These days, I usually read the news on the Internet. I do so because the news are newer (though, these days, you need to watch out for fake news), and I can access news from all over the world and read them in their original languages. I like to get them as “hot” as possible, both in time and in closeness to the sources.
But once in a while, I find some articles printed in newspapers I enjoy long after they have turned “cold.” Although they are worth less as news, they have gained value as stories, with well-thought out style, structure, and sentences. And I found one such article on the evening of April 12th, when I happened to gaze at the newspaper a man standing in front of me on the train home spread open.
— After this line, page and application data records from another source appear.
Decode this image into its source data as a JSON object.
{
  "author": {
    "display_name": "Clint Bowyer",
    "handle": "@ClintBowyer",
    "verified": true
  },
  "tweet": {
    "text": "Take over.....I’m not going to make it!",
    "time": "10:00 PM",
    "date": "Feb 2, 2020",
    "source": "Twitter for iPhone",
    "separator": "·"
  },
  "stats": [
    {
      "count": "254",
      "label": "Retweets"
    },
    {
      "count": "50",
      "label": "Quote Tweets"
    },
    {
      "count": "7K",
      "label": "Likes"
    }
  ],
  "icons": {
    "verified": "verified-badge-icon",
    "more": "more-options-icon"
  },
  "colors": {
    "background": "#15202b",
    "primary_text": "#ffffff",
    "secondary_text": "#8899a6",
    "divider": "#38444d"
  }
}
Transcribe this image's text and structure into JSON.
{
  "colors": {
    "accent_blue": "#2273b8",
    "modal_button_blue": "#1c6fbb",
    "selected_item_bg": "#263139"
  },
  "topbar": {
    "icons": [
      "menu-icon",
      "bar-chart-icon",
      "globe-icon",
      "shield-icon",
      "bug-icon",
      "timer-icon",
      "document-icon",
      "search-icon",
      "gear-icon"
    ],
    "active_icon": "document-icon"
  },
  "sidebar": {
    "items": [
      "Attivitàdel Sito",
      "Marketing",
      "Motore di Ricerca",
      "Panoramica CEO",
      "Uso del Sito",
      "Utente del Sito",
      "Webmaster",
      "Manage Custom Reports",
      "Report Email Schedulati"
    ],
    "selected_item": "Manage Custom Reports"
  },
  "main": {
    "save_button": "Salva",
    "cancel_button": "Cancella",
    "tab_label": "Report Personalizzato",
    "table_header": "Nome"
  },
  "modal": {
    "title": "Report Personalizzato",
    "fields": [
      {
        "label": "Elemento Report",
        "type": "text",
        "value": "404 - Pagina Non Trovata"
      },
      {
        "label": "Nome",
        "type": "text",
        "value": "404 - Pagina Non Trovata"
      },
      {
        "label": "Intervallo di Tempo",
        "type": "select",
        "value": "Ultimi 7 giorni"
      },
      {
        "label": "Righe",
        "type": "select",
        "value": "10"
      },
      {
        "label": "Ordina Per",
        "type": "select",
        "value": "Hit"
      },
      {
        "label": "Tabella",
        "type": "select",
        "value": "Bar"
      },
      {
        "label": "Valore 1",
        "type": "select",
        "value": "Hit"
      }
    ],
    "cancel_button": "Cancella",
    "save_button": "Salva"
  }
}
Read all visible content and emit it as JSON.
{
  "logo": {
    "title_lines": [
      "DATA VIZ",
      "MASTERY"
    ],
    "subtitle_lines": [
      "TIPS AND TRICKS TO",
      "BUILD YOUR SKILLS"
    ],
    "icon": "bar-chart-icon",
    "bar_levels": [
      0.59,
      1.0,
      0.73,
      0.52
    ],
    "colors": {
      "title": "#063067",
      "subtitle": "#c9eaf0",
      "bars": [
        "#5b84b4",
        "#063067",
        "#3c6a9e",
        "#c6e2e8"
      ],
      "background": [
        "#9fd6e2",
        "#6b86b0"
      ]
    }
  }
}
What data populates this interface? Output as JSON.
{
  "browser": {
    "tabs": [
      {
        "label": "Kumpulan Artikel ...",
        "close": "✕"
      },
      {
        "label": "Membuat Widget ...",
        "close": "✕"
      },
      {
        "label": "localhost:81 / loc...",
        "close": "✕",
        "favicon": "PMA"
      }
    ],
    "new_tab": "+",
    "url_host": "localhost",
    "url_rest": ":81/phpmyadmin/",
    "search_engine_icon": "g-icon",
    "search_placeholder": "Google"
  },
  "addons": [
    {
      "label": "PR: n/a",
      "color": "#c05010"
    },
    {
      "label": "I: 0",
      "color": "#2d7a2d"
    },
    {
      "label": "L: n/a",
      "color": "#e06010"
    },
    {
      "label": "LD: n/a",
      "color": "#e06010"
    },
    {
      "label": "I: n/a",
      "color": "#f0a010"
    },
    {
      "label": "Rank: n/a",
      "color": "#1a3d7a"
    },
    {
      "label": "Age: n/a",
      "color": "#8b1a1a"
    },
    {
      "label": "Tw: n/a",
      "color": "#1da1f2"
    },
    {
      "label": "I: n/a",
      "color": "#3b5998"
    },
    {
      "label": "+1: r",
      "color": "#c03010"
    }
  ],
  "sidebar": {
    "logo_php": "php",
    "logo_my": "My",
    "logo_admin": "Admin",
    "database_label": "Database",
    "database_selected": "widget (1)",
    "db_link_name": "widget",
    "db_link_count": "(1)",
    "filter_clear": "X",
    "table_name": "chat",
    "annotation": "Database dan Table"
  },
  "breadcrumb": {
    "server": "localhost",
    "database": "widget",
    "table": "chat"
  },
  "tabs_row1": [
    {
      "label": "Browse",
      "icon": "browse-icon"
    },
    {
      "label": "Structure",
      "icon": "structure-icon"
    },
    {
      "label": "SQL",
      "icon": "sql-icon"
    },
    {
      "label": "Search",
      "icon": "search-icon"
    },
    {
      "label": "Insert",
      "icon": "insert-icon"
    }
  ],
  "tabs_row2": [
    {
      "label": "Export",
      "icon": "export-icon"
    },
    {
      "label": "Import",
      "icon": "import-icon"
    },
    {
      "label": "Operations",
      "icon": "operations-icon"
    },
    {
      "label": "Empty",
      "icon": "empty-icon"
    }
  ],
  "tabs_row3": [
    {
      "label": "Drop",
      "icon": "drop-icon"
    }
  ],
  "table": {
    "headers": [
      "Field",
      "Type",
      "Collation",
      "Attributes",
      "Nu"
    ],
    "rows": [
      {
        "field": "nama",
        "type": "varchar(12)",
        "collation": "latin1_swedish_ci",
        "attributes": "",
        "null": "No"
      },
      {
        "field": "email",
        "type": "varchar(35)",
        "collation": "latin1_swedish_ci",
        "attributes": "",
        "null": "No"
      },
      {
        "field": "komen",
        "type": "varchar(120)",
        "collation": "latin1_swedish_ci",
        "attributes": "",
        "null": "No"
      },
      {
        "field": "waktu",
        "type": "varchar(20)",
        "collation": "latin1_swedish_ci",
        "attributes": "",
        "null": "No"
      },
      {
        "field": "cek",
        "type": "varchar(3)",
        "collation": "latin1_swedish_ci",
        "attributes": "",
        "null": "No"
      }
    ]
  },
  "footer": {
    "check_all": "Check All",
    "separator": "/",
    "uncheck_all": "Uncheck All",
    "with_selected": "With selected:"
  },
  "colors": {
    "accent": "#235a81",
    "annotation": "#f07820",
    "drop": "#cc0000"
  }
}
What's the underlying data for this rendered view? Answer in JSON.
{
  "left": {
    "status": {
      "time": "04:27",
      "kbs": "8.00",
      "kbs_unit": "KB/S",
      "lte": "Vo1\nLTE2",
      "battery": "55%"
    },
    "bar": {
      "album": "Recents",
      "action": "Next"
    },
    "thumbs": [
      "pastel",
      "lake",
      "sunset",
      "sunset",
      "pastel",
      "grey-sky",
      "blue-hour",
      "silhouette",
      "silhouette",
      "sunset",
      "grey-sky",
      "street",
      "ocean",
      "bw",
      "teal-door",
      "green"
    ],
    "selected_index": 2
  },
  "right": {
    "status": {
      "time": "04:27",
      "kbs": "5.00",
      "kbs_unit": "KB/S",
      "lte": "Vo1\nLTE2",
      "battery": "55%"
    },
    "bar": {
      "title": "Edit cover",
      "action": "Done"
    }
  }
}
It was about a boy who missed his primary school graduation ceremony late in March because he had fevers. A few days later, when he got better and went to school to receive his certificate, he was welcomed by his classmates who, with the help from their parents and teachers, had organized a surprise graduation ceremony just for him!
The story itself was heart-warming, but what melted my heart was the way it was written – in the first person. The journalist had taken the time to cover not only the facts but also the feelings that had taken place in this little news, and stuffed them neatly in an article no bigger than 10 X 10 cm (roughly 4 X 4 in.).
It originally caught my eye because I had a similar experience. I had to leave my classmates behind after the first trimester of my final year in primary school to move to what has now become my second homeland, which meant that I would not be able to graduate with them. I was used to moving around, so “no biggie,” I thought… but not my teacher (the dedicated one I scribbled about here) or my classmates. They found me to be an indispensable part of the class, and made sure I remained a part even after I left by holding an early graduation ceremony just for me.
The memory erupted when I read the last line of the article:
When I returned home, I phoned my grandmother and told her “I had a graduation ceremony today. I wasn’t alone. Everybody came for me.” [my translation]
I recalled very vividly that I had the same feeling. The graduation ceremony “news” was decades old in me, but it is still just as fresh today!
Maybe the boy in the story does not need his “news” to be made into an article to keep it fresh in his memory… I certainly didn’t!
And maybe no one would have missed his “news” if it were not told… there are so many other headlines, of your own and of the world around you, coming and going on any given day, that maybe if would have been better to use up the space on the newspaper to cover a news with greater relevance to a greater number of readers.
But maybe to the fewer who read through this article, his “news” really mattered… it definitely rekindled old feelings in me, and I am certain it warmed up quite a few hearts grown cold with the many chilling news we find in the headlines these days.
And maybe these warmed hearts will become the sources of the next “hot” news that will melt many more.
Yes, I like my news served “hot.” But maybe I would not mind them being “(c)old” if they can be re-heated afresh. Bottom line, maybe people want to read news that shed light on new insights – on the facts and feelings in the world and in ourselves.
Are we getting the news we want in journalism of today?
As I make this post on April 27, 2017, I have found out that the article I read on newspaper was also made available on the Internet, with a photo that complemented the story very well. At least with this news, I believe I got more than what I wanted!